I’m afraid of plunging myself into the emotional pool that is waiting for me. I’m afraid of reaching the bottom, and equally so of how long that might take. Or if I ever will. I’m afraid I’ll never come out again.
I can’t keep living in fear of my own self. How absurd is it to be afraid of your own mind and emotions? But I am. I’m afraid of how deeply I am capable of feeling, and so I try to shut myself off from it as much as I can. I’m afraid of acknowledging the hurt inside me, and how deep it is, because if I do that makes it real, and if it’s real, I have to somehow walk through it or let it consume me. Who wouldn’t be frightened of that? Of course I don’t want to acknowledge it. But at the same time, how can I say I love myself if I deny myself the opportunity to heal?
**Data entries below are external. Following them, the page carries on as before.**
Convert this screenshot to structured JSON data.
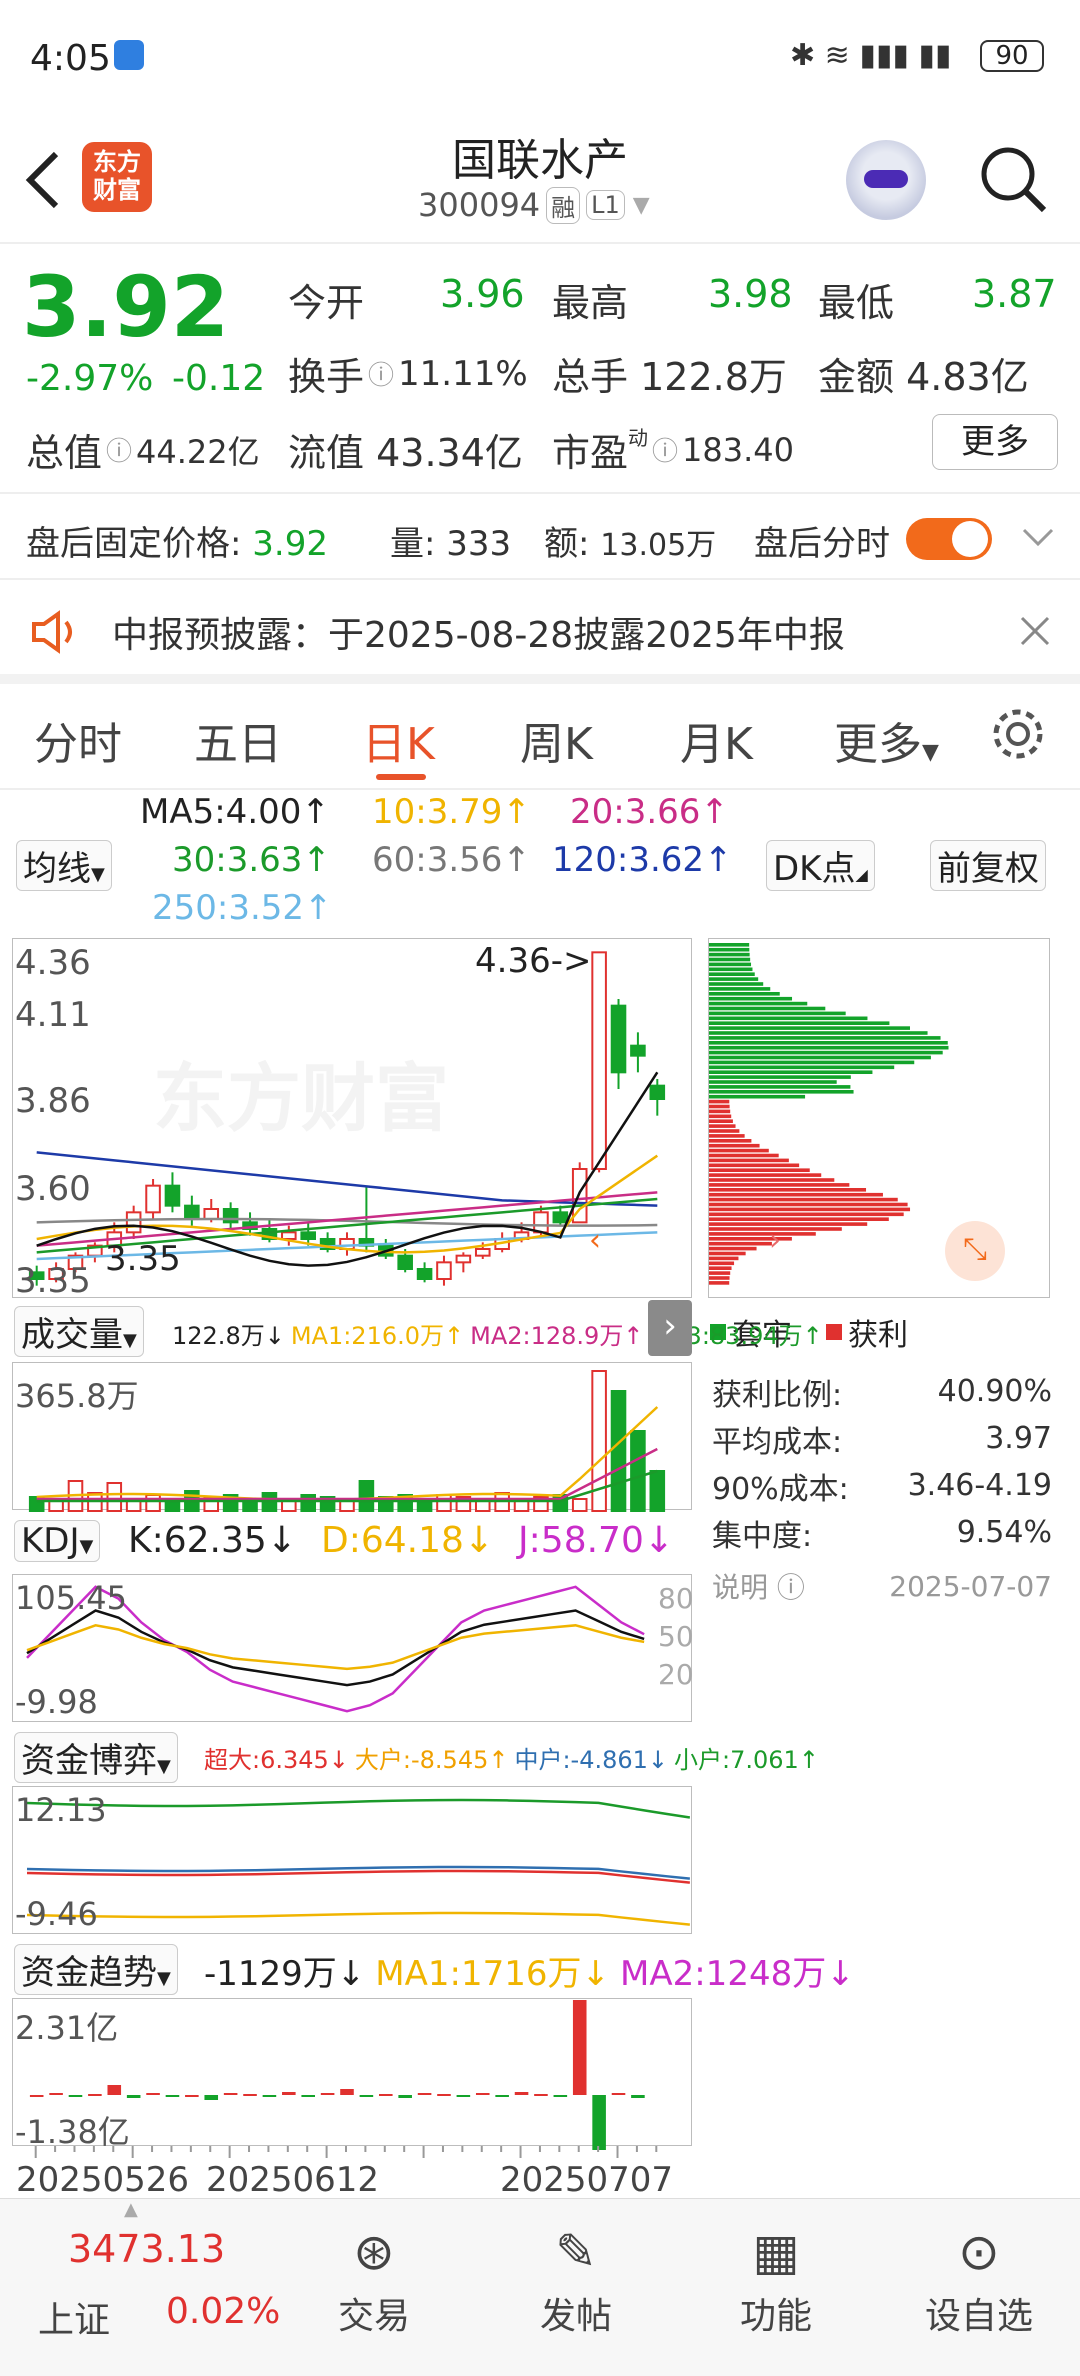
{
  "status": {
    "time": "4:05",
    "battery": "90"
  },
  "header": {
    "logo": "东方\n财富",
    "title": "国联水产",
    "code": "300094",
    "tag_rong": "融",
    "tag_l1": "L1"
  },
  "quote": {
    "price": "3.92",
    "change_pct": "-2.97%",
    "change": "-0.12",
    "open_label": "今开",
    "open": "3.96",
    "high_label": "最高",
    "high": "3.98",
    "low_label": "最低",
    "low": "3.87",
    "turnover_label": "换手",
    "turnover": "11.11%",
    "vol_label": "总手",
    "vol": "122.8万",
    "amount_label": "金额",
    "amount": "4.83亿",
    "mcap_label": "总值",
    "mcap": "44.22亿",
    "float_label": "流值",
    "float": "43.34亿",
    "pe_label": "市盈",
    "pe_sup": "动",
    "pe": "183.40",
    "more": "更多"
  },
  "after": {
    "price_label": "盘后固定价格:",
    "price": "3.92",
    "vol_label": "量:",
    "vol": "333",
    "amt_label": "额:",
    "amt": "13.05万",
    "toggle_label": "盘后分时"
  },
  "notice": {
    "text": "中报预披露：于2025-08-28披露2025年中报"
  },
  "tabs": [
    "分时",
    "五日",
    "日K",
    "周K",
    "月K",
    "更多"
  ],
  "ma": {
    "dropdown": "均线",
    "ma5": "MA5:4.00↑",
    "ma10": "10:3.79↑",
    "ma20": "20:3.66↑",
    "ma30": "30:3.63↑",
    "ma60": "60:3.56↑",
    "ma120": "120:3.62↑",
    "ma250": "250:3.52↑",
    "dk": "DK点",
    "fq": "前复权"
  },
  "colors": {
    "up": "#e0312f",
    "down": "#13a32a",
    "ma5": "#111111",
    "ma10": "#f0b400",
    "ma20": "#c92d86",
    "ma30": "#1b9a2a",
    "ma60": "#888888",
    "ma120": "#1d3aa8",
    "ma250": "#6cb8e6"
  },
  "kchart": {
    "y_labels": [
      "4.36",
      "4.11",
      "3.86",
      "3.60",
      "3.35"
    ],
    "high_ann": "4.36->",
    "low_ann": "3.35"
  },
  "chip": {
    "legend_trap": "套牢",
    "legend_profit": "获利",
    "stats": [
      {
        "k": "获利比例:",
        "v": "40.90%"
      },
      {
        "k": "平均成本:",
        "v": "3.97"
      },
      {
        "k": "90%成本:",
        "v": "3.46-4.19"
      },
      {
        "k": "集中度:",
        "v": "9.54%"
      }
    ],
    "note": "说明",
    "date": "2025-07-07"
  },
  "volume": {
    "dropdown": "成交量",
    "vol": "122.8万↓",
    "ma1": "MA1:216.0万↑",
    "ma2": "MA2:128.9万↑",
    "ma3": "MA3:83.94万↑",
    "ymax": "365.8万"
  },
  "kdj": {
    "dropdown": "KDJ",
    "k": "K:62.35↓",
    "d": "D:64.18↓",
    "j": "J:58.70↓",
    "ymax": "105.45",
    "ymin": "-9.98",
    "levels": [
      "80",
      "50",
      "20"
    ]
  },
  "fund": {
    "dropdown": "资金博弈",
    "big": "超大:6.345↓",
    "large": "大户:-8.545↑",
    "mid": "中户:-4.861↓",
    "small": "小户:7.061↑",
    "ymax": "12.13",
    "ymin": "-9.46"
  },
  "trend": {
    "dropdown": "资金趋势",
    "val": "-1129万↓",
    "ma1": "MA1:1716万↓",
    "ma2": "MA2:1248万↓",
    "ymax": "2.31亿",
    "ymin": "-1.38亿"
  },
  "dates": [
    "20250526",
    "20250612",
    "20250707"
  ],
  "bottom": {
    "index_val": "3473.13",
    "index_name": "上证",
    "index_pct": "0.02%",
    "trade": "交易",
    "post": "发帖",
    "func": "功能",
    "watch": "设自选"
  }
}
How can I give the best of myself to the world and to the people who love me if I can’t bear to even let myself grow into my best?
But I am afraid, and a coward, and I don’t want to think about it. I don’t want to make it more real. So many things I don’t want to think about, I don’t want to open those boxes. So I hide.
I walk this precarious path, refusing to face what threatens to consume me. If I don’t look it’s not there, if I don’t look back, it can’t catch me. Stay under the blankets, you’re safe if it can’t see you. It’s not real unless you accept it.
I’m afraid, and I’m tired of being afraid. So I am caught. I made a promise to myself that I would try to live as fully and truthfully as I possibly could--I didn’t realize at the time how frightening and painful that could be. And yet, this is a goal I want to follow through on. I don’t want to give up, even though such a large part of me doesn’t want to move forward. I want to do this work. I have to.
There are things that I need to give words to. Experiences and moments and people that I need to allow myself to grieve for. To give words to how I feel, and why I feel, and why these things are so difficult to release. They need to be honored with the words that they require. And if they are given words, then they exist outside of me. Until I remove them from myself by giving them language, I cannot let go of them. Words make things real, make them tangible, give them shape and form and understanding. You cannot let go of something intangible, it is part of your skin and your breath and it tangles in your hair. It has to be removed from you, and putting it into words does that. Words give emotional hurt a physical shape. Language opens the path to healing.
But first I have to learn to move despite my fear.
About the Author:
Robin is a traveler who writes to feel at home. A collector of words, rocks, and seashells, Robin understands herself through writing. She lives deeply and can often be found up a mountain or down by the sea.